*** Supplied entries ***
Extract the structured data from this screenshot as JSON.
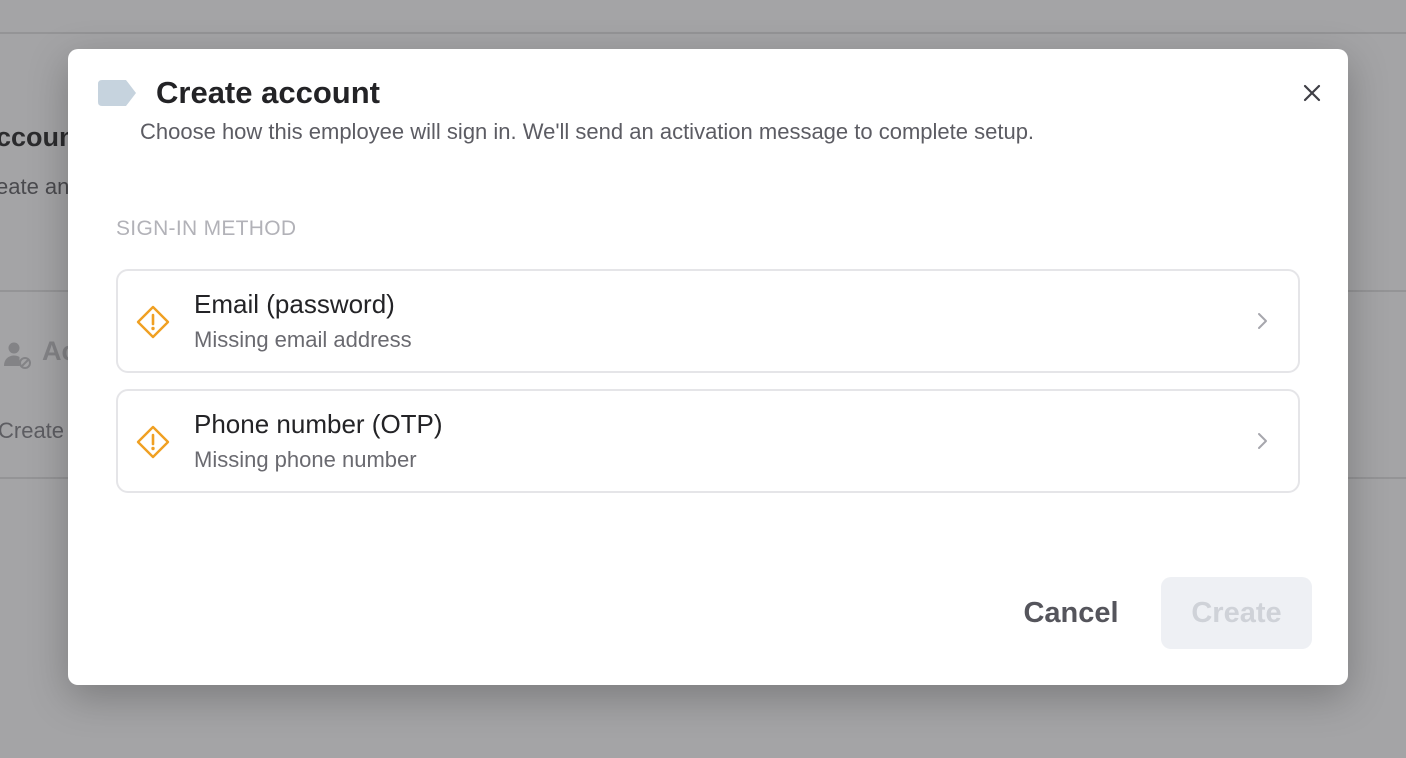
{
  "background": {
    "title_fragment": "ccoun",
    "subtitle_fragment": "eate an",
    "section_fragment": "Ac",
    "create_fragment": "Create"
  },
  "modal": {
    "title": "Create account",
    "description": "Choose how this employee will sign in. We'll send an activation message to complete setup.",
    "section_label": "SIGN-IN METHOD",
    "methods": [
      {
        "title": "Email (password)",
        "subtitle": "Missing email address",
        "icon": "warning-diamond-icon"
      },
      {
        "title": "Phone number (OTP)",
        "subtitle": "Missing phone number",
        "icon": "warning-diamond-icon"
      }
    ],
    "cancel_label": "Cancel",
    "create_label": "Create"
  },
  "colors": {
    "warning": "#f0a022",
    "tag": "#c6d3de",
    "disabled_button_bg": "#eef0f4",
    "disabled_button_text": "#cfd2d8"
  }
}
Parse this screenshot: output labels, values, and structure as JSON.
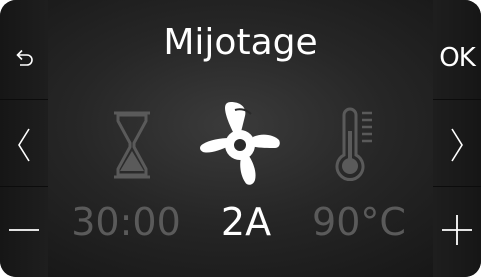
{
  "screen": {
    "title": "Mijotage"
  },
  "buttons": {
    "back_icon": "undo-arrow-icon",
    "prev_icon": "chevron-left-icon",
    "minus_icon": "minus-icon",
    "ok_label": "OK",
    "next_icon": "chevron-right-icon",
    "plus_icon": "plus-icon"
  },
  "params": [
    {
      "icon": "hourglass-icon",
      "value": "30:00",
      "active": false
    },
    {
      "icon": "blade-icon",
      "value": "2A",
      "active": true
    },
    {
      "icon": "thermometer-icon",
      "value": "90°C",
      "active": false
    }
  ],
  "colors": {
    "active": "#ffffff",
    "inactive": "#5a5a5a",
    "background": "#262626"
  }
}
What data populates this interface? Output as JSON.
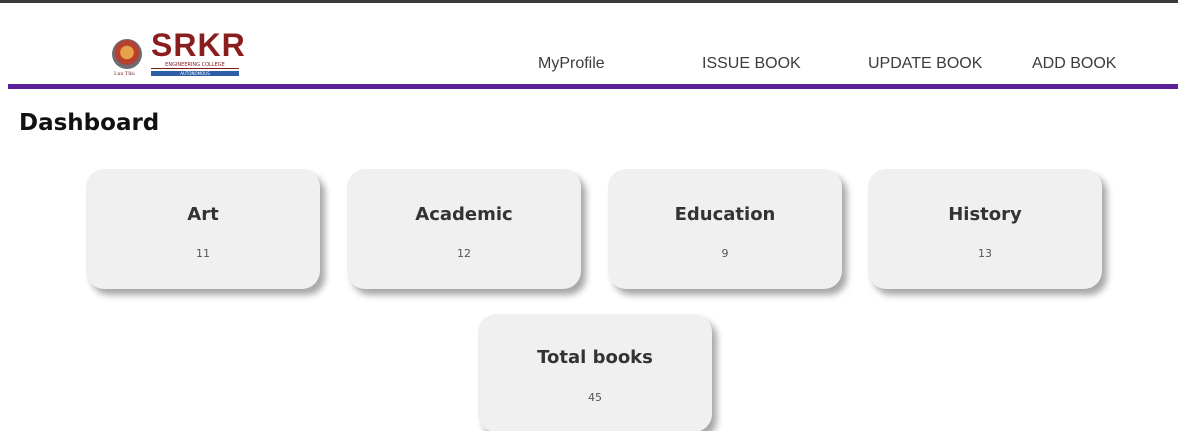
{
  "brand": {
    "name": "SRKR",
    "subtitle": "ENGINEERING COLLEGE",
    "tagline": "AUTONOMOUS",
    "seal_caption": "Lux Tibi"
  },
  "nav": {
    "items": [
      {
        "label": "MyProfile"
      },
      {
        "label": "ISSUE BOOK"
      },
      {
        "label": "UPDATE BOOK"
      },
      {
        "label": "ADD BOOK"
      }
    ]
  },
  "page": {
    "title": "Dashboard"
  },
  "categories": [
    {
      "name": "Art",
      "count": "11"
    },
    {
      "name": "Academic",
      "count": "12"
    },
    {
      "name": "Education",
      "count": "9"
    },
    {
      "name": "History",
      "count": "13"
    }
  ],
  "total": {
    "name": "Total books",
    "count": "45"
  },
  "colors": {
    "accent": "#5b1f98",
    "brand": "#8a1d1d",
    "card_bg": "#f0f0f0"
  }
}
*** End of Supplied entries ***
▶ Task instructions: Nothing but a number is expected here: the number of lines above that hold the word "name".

▶ Answer space: 6